So how is ignorance bliss here? Well, had I not known about where I could be, or about the concept of abs = fit (which we know is not true and which I happily no longer subscribe to), or about how progress pics are a “thing…” You can see where I’m going with this. And while there’s of course value in knowing about health and staying fit, there’s also value in simply living your life, eating when you’re hungry, moving normally but not worrying about getting all your workouts in, etc!
I read two posts this week that highlighted this idea, and I’d love for you to read them and comment with your thoughts. The first is Whitney’s post about “How Fitness Gave Me a Negative Body Image” and the second is Pam’s courageous account of her struggle with thinking she’s fat in photos called “Hocus Pocus.” Very insightful and I really understood where they were coming from.

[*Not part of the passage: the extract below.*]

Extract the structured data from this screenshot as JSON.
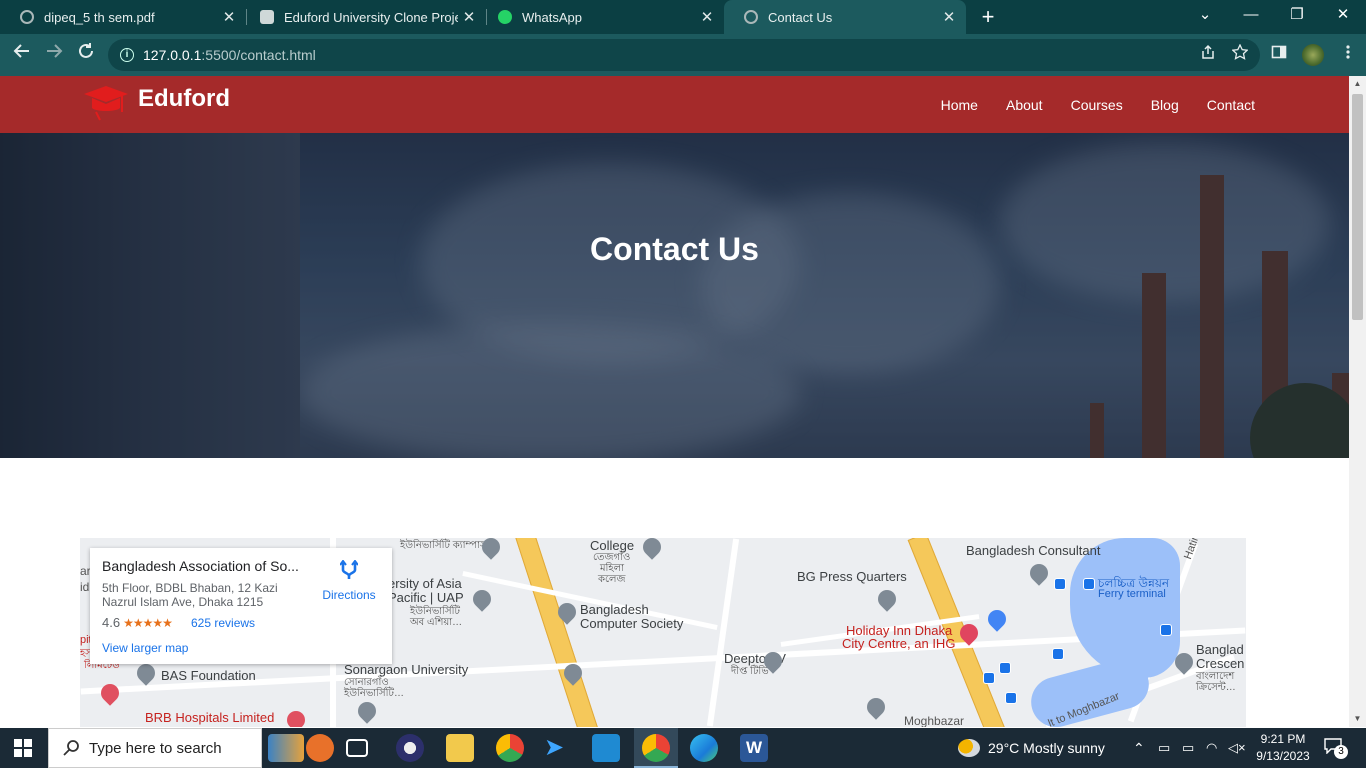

Some of this post comes from where I’ve been in the past as I’ve really worked on my self-talk and body image over this past year and really came to some healthy recognitions about my body this summer (you can read about those in my results recap of my #SummerOfSweat here!). But seeing these pictures I’d taken showed me where my mind was at the last little while as I haven’t taken a just-woke-up-when=I’m-leanest photo in quite some time now. But it hit me that we need to be careful about the “healthy habits” we’re indulging in our lives that can serve us well but can also be a detriment to our progress both mentally and even physically.
This picture makes me think of health – of vibrancy and joy, or full life and not worrying about fitness or nutrition and just living. But you know what? I remember the other outtakes from this shot where the lighting was brighter where I noticed the skin on my stomach and asked Mikey to take another picture. Crazy! I don’t want pictures to bring you back to a negative place in your life or your thinking, and while they inevitably will to some extent (a photo that might remind you of when your last meal with a family member who died, a picture of you right after that Disneyland trip when you were sugar-ed out and stressed out with your family, etc), let’s start working on our mindset and our idea of health and fitness and photos NOW!
Do you or have you ever taken progress photos of your body? Has it affected you positively or negatively in your self-image?
What do you think when you see pictures of yourself? Do you cringe, hide away, critique or do they not matter much to you?
I’d love to hear your thoughts on this topic. Thanks for weighing in, and until next time, snap a proud selfie, jump in that picture with your kids, or better yet, leave the phone or camera and go live life! ? Off for a walk in the sunshine before my last 3 wonderful clients of the day,